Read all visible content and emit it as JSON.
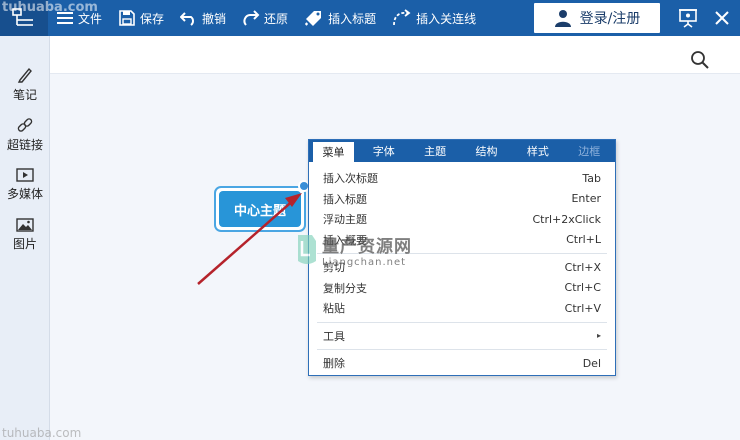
{
  "toolbar": {
    "file": "文件",
    "save": "保存",
    "undo": "撤销",
    "redo": "还原",
    "insert_topic": "插入标题",
    "insert_relation": "插入关连线",
    "login": "登录/注册"
  },
  "sidebar": {
    "items": [
      {
        "label": "笔记",
        "icon": "pencil-icon"
      },
      {
        "label": "超链接",
        "icon": "link-icon"
      },
      {
        "label": "多媒体",
        "icon": "media-icon"
      },
      {
        "label": "图片",
        "icon": "image-icon"
      }
    ]
  },
  "canvas": {
    "center_topic": "中心主题"
  },
  "context_menu": {
    "tabs": [
      "菜单",
      "字体",
      "主题",
      "结构",
      "样式",
      "边框"
    ],
    "items": [
      {
        "label": "插入次标题",
        "shortcut": "Tab"
      },
      {
        "label": "插入标题",
        "shortcut": "Enter"
      },
      {
        "label": "浮动主题",
        "shortcut": "Ctrl+2xClick"
      },
      {
        "label": "插入概要",
        "shortcut": "Ctrl+L"
      },
      {
        "label": "剪切",
        "shortcut": "Ctrl+X"
      },
      {
        "label": "复制分支",
        "shortcut": "Ctrl+C"
      },
      {
        "label": "粘贴",
        "shortcut": "Ctrl+V"
      },
      {
        "label": "工具",
        "shortcut": "▸"
      },
      {
        "label": "删除",
        "shortcut": "Del"
      }
    ]
  },
  "watermarks": {
    "top_left": "tuhuaba.com",
    "bottom_left": "tuhuaba.com",
    "center_cn": "量产资源网",
    "center_en": "Liangchan.net"
  },
  "colors": {
    "toolbar_bg": "#1b5fa8",
    "accent": "#2895d8",
    "arrow": "#c0282f"
  }
}
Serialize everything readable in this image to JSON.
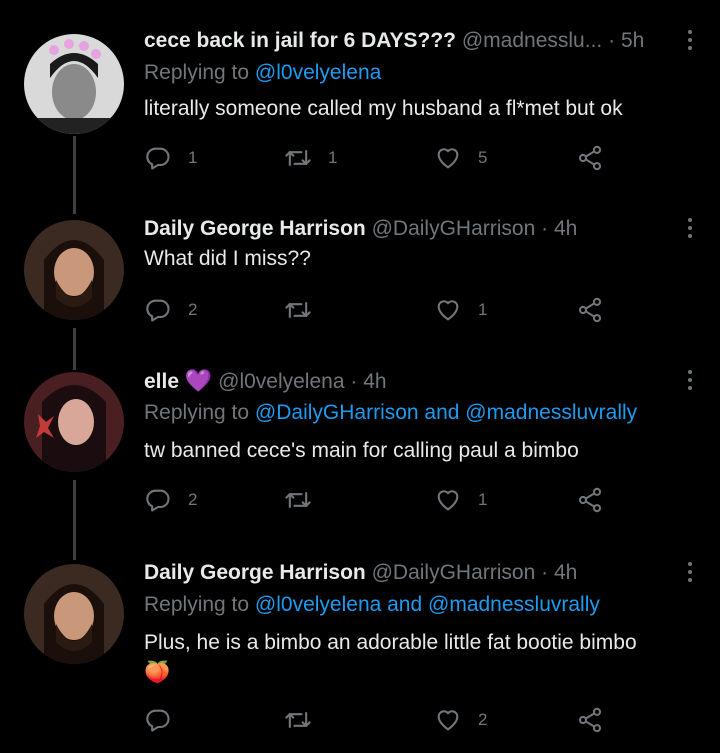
{
  "tweets": [
    {
      "name": "cece back in jail for 6 DAYS???",
      "handle": "@madnesslu...",
      "time": "5h",
      "replying_label": "Replying to",
      "replying_to": "@l0velyelena",
      "text": "literally someone called my husband a fl*met but ok",
      "replies": "1",
      "retweets": "1",
      "likes": "5"
    },
    {
      "name": "Daily George Harrison",
      "handle": "@DailyGHarrison",
      "time": "4h",
      "text": "What did I miss??",
      "replies": "2",
      "retweets": "",
      "likes": "1"
    },
    {
      "name": "elle",
      "name_emoji": "💜",
      "handle": "@l0velyelena",
      "time": "4h",
      "replying_label": "Replying to",
      "replying_to": "@DailyGHarrison and @madnessluvrally",
      "text": "tw banned cece's main for calling paul a bimbo",
      "replies": "2",
      "retweets": "",
      "likes": "1"
    },
    {
      "name": "Daily George Harrison",
      "handle": "@DailyGHarrison",
      "time": "4h",
      "replying_label": "Replying to",
      "replying_to": "@l0velyelena and @madnessluvrally",
      "text": "Plus, he is a bimbo an adorable little fat bootie bimbo",
      "text_emoji": "🍑",
      "replies": "",
      "retweets": "",
      "likes": "2"
    }
  ],
  "separator": "·",
  "colors": {
    "accent": "#1d9bf0",
    "muted": "#71767b",
    "text": "#e7e9ea",
    "bg": "#000000"
  }
}
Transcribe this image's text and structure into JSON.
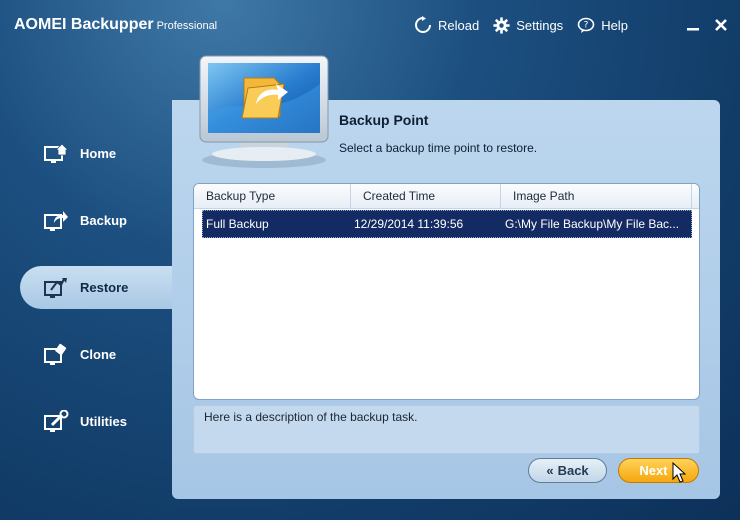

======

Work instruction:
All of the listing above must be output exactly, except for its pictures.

Answer box:
Read all visible content and emit it as JSON.
{
  "toolbar": {
    "file": "文件",
    "save": "保存",
    "undo": "撤销",
    "redo": "还原",
    "insert_topic": "插入标题",
    "insert_relation": "插入关连线",
    "login": "登录/注册"
  },
  "sidebar": {
    "items": [
      {
        "label": "笔记",
        "icon": "pencil-icon"
      },
      {
        "label": "超链接",
        "icon": "link-icon"
      },
      {
        "label": "多媒体",
        "icon": "media-icon"
      },
      {
        "label": "图片",
        "icon": "image-icon"
      }
    ]
  },
  "canvas": {
    "center_topic": "中心主题"
  },
  "context_menu": {
    "tabs": [
      "菜单",
      "字体",
      "主题",
      "结构",
      "样式",
      "边框"
    ],
    "items": [
      {
        "label": "插入次标题",
        "shortcut": "Tab"
      },
      {
        "label": "插入标题",
        "shortcut": "Enter"
      },
      {
        "label": "浮动主题",
        "shortcut": "Ctrl+2xClick"
      },
      {
        "label": "插入概要",
        "shortcut": "Ctrl+L"
      },
      {
        "label": "剪切",
        "shortcut": "Ctrl+X"
      },
      {
        "label": "复制分支",
        "shortcut": "Ctrl+C"
      },
      {
        "label": "粘贴",
        "shortcut": "Ctrl+V"
      },
      {
        "label": "工具",
        "shortcut": "▸"
      },
      {
        "label": "删除",
        "shortcut": "Del"
      }
    ]
  },
  "watermarks": {
    "top_left": "tuhuaba.com",
    "bottom_left": "tuhuaba.com",
    "center_cn": "量产资源网",
    "center_en": "Liangchan.net"
  },
  "colors": {
    "toolbar_bg": "#1b5fa8",
    "accent": "#2895d8",
    "arrow": "#c0282f"
  }
}
Serialize everything readable in this image to JSON.
{
  "tweets": [
    {
      "name": "cece back in jail for 6 DAYS???",
      "handle": "@madnesslu...",
      "time": "5h",
      "replying_label": "Replying to",
      "replying_to": "@l0velyelena",
      "text": "literally someone called my husband a fl*met but ok",
      "replies": "1",
      "retweets": "1",
      "likes": "5"
    },
    {
      "name": "Daily George Harrison",
      "handle": "@DailyGHarrison",
      "time": "4h",
      "text": "What did I miss??",
      "replies": "2",
      "retweets": "",
      "likes": "1"
    },
    {
      "name": "elle",
      "name_emoji": "💜",
      "handle": "@l0velyelena",
      "time": "4h",
      "replying_label": "Replying to",
      "replying_to": "@DailyGHarrison and @madnessluvrally",
      "text": "tw banned cece's main for calling paul a bimbo",
      "replies": "2",
      "retweets": "",
      "likes": "1"
    },
    {
      "name": "Daily George Harrison",
      "handle": "@DailyGHarrison",
      "time": "4h",
      "replying_label": "Replying to",
      "replying_to": "@l0velyelena and @madnessluvrally",
      "text": "Plus, he is a bimbo an adorable little fat bootie bimbo",
      "text_emoji": "🍑",
      "replies": "",
      "retweets": "",
      "likes": "2"
    }
  ],
  "separator": "·",
  "colors": {
    "accent": "#1d9bf0",
    "muted": "#71767b",
    "text": "#e7e9ea",
    "bg": "#000000"
  }
}
Transcribe this image's text and structure into JSON.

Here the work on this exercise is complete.